  2. Eclipse will open the JUnit pane and execute the test in Firefox (the default WebDriver).
  3. Upon completion you should see the result(s)

Running More Tests

You can add more test to the default package. When you want to run them all you can select the default package folder and run as a JUnit test.

Running Tests Using a Headless Browser

A headless browser is an “internet browser” without a GUI. For this example, we will use HtmlUnit. It is an HtmlClient wrapper for Java applications. Get it here,

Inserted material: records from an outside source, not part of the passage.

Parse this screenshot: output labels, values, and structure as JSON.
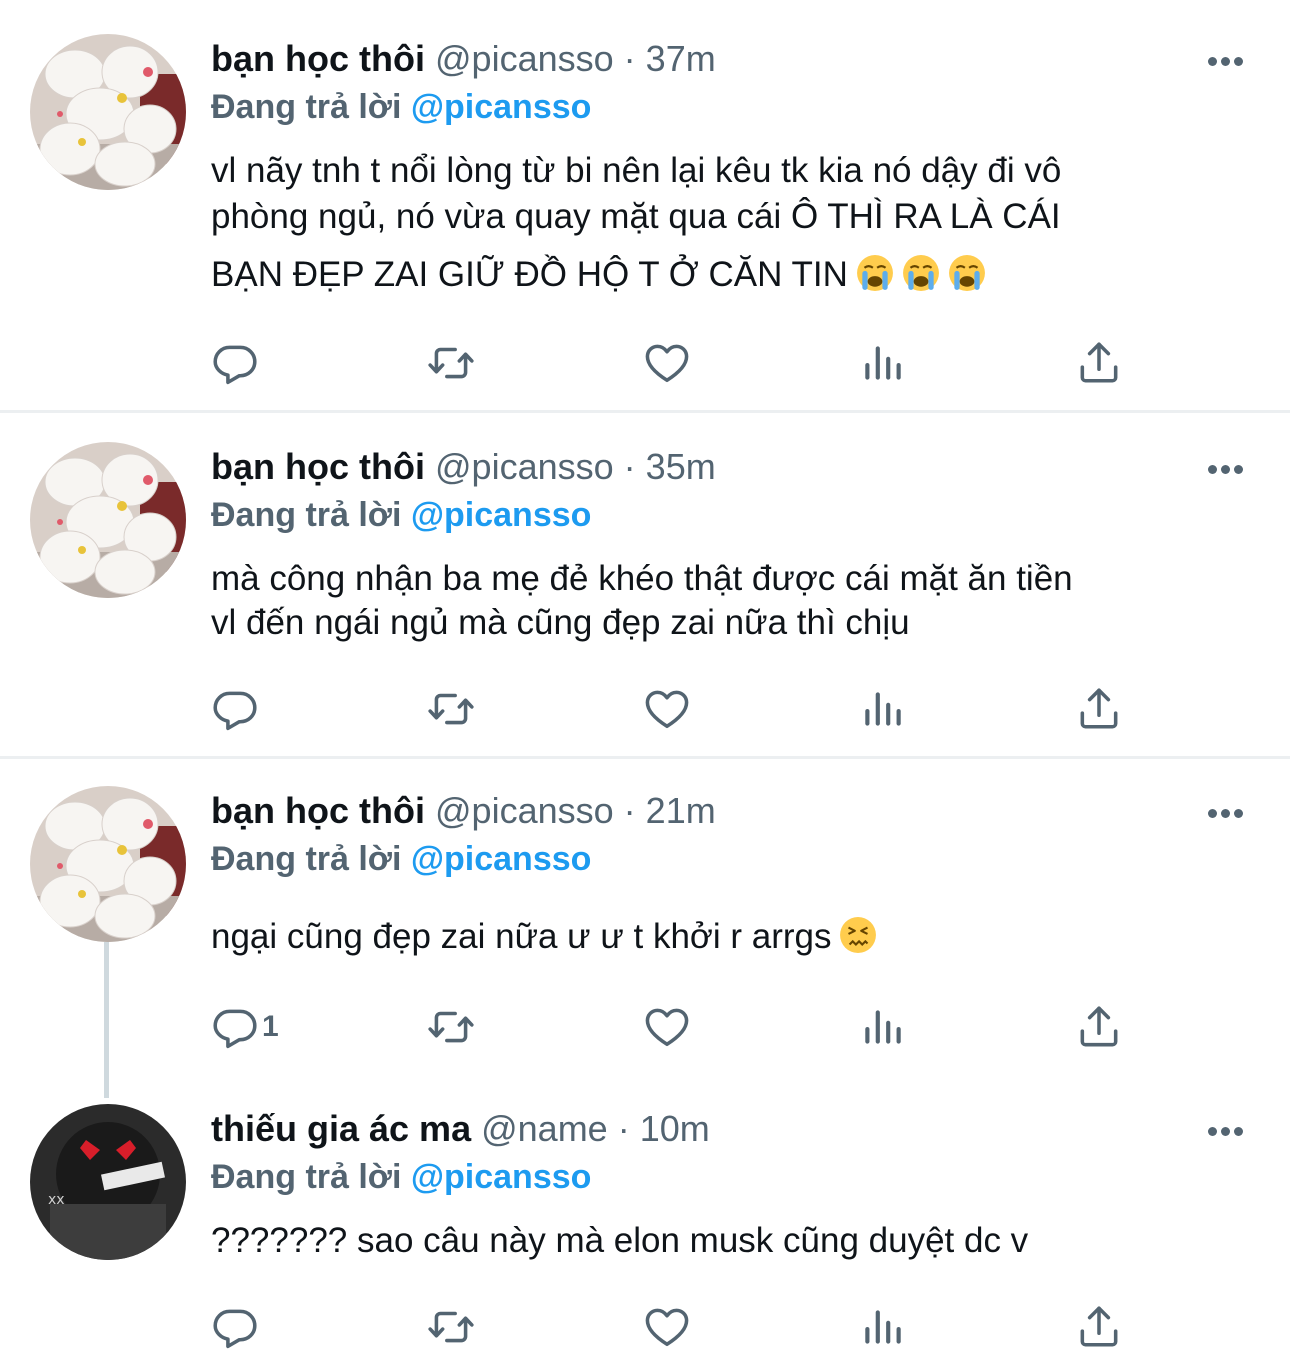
{
  "tweets": [
    {
      "name": "bạn học thôi",
      "handle": "@picansso",
      "dot": "·",
      "time": "37m",
      "replying_prefix": "Đang trả lời",
      "replying_to": "@picansso",
      "lines": [
        "vl nãy tnh t nổi lòng từ bi nên lại kêu tk kia nó dậy đi vô",
        "phòng ngủ, nó vừa quay mặt qua cái Ô THÌ RA LÀ CÁI",
        "BẠN ĐẸP ZAI GIỮ ĐỒ HỘ T Ở CĂN TIN"
      ],
      "emoji": [
        "loudly-crying-face",
        "loudly-crying-face",
        "loudly-crying-face"
      ],
      "reply_count": ""
    },
    {
      "name": "bạn học thôi",
      "handle": "@picansso",
      "dot": "·",
      "time": "35m",
      "replying_prefix": "Đang trả lời",
      "replying_to": "@picansso",
      "lines": [
        "mà công nhận ba mẹ đẻ khéo thật được cái mặt ăn tiền",
        "vl đến ngái ngủ mà cũng đẹp zai nữa thì chịu"
      ],
      "reply_count": ""
    },
    {
      "name": "bạn học thôi",
      "handle": "@picansso",
      "dot": "·",
      "time": "21m",
      "replying_prefix": "Đang trả lời",
      "replying_to": "@picansso",
      "lines": [
        "ngại cũng đẹp zai nữa ư ư t khởi r arrgs"
      ],
      "emoji": [
        "confounded-face"
      ],
      "reply_count": "1"
    },
    {
      "name": "thiếu gia ác ma",
      "handle": "@name",
      "dot": "·",
      "time": "10m",
      "replying_prefix": "Đang trả lời",
      "replying_to": "@picansso",
      "lines": [
        "??????? sao câu này mà elon musk cũng duyệt dc v"
      ],
      "reply_count": ""
    }
  ],
  "colors": {
    "text": "#0f1419",
    "secondary": "#536471",
    "mention": "#1d9bf0",
    "divider": "#eceff1"
  },
  "icons": [
    "reply-icon",
    "retweet-icon",
    "like-icon",
    "views-icon",
    "share-icon",
    "more-icon"
  ]
}
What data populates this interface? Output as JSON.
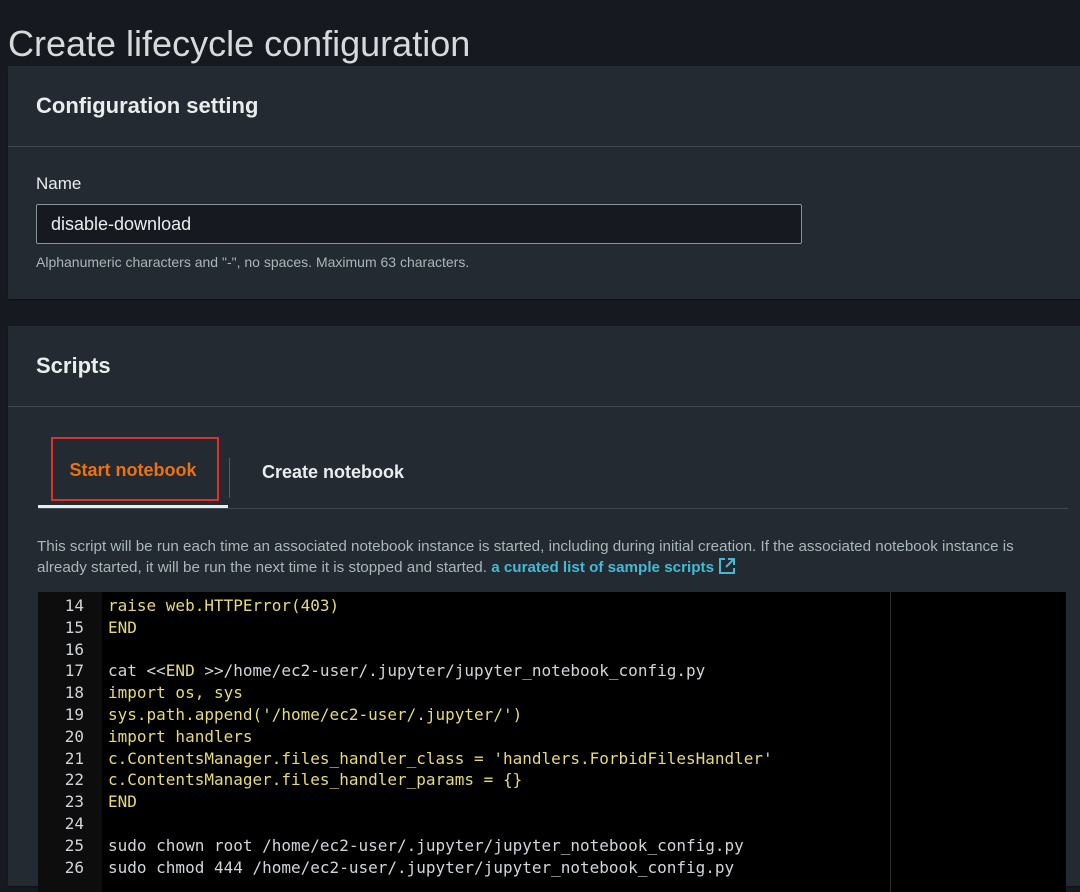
{
  "page": {
    "title": "Create lifecycle configuration"
  },
  "config_setting": {
    "heading": "Configuration setting",
    "name_label": "Name",
    "name_value": "disable-download",
    "name_hint": "Alphanumeric characters and \"-\", no spaces. Maximum 63 characters."
  },
  "scripts": {
    "heading": "Scripts",
    "tabs": [
      {
        "label": "Start notebook",
        "selected": true
      },
      {
        "label": "Create notebook",
        "selected": false
      }
    ],
    "description": "This script will be run each time an associated notebook instance is started, including during initial creation. If the associated notebook instance is already started, it will be run the next time it is stopped and started.",
    "sample_link": "a curated list of sample scripts",
    "code_lines": [
      {
        "n": "14",
        "text": "raise web.HTTPError(403)"
      },
      {
        "n": "15",
        "text": "END"
      },
      {
        "n": "16",
        "text": ""
      },
      {
        "n": "17",
        "text": "cat <<END >>/home/ec2-user/.jupyter/jupyter_notebook_config.py"
      },
      {
        "n": "18",
        "text": "import os, sys"
      },
      {
        "n": "19",
        "text": "sys.path.append('/home/ec2-user/.jupyter/')"
      },
      {
        "n": "20",
        "text": "import handlers"
      },
      {
        "n": "21",
        "text": "c.ContentsManager.files_handler_class = 'handlers.ForbidFilesHandler'"
      },
      {
        "n": "22",
        "text": "c.ContentsManager.files_handler_params = {}"
      },
      {
        "n": "23",
        "text": "END"
      },
      {
        "n": "24",
        "text": ""
      },
      {
        "n": "25",
        "text": "sudo chown root /home/ec2-user/.jupyter/jupyter_notebook_config.py"
      },
      {
        "n": "26",
        "text": "sudo chmod 444 /home/ec2-user/.jupyter/jupyter_notebook_config.py"
      }
    ]
  },
  "colors": {
    "accent_orange": "#ec7211",
    "link_blue": "#44b9d6",
    "highlight_red": "#e0302a",
    "code_yellow": "#e6db74"
  }
}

  1. Download the .jar file
  2. Add the .jar file to your “lib” folder
  3. Add the file to your build path
  4. Using the test created (above):
    1. Using //, comment out the line private WebDriver driver;
    2. Add a line under that, private HtmlUnitDriver driver;
      1. Hover over WebClient and select Import ‘HtmlUnitDriver’ (org.openqa.selenium.htmlunit)
      2. This will add the reference for WebClient from the HtmlUnit jar
    3. Using //, comment out the line driver = new FirefoxDriver();
    4. Add a line under that, driver = new HtmlUnitDriver();
    5. Add a line under that, driver.setJavascriptEnabled(true);
  5. Save your changes
  6. Execute the test
    1. Note: HtmlUnit will show a bunch of warnings, ignore them for now as it is normal behavior
      1. These warnings related to the page being loaded (akin to DevTools Console) and not the test itself
    2. Note: Google changes IDs based on browsers so this example will fail since it was recorded in Firefox and will be ran using HtmlUnit [Source].
      1. You can set the User-Agent by setting, driver = new HtmlUnitDriver(BrowserVersion.FIREFOX_38);
      2. You will also have to hover over BrowserVerison and add the missing reference, Import ‘BrowserVersion’ (com.gargoylesoftware.htmlunit)
      3. Documentation on BrowserVersion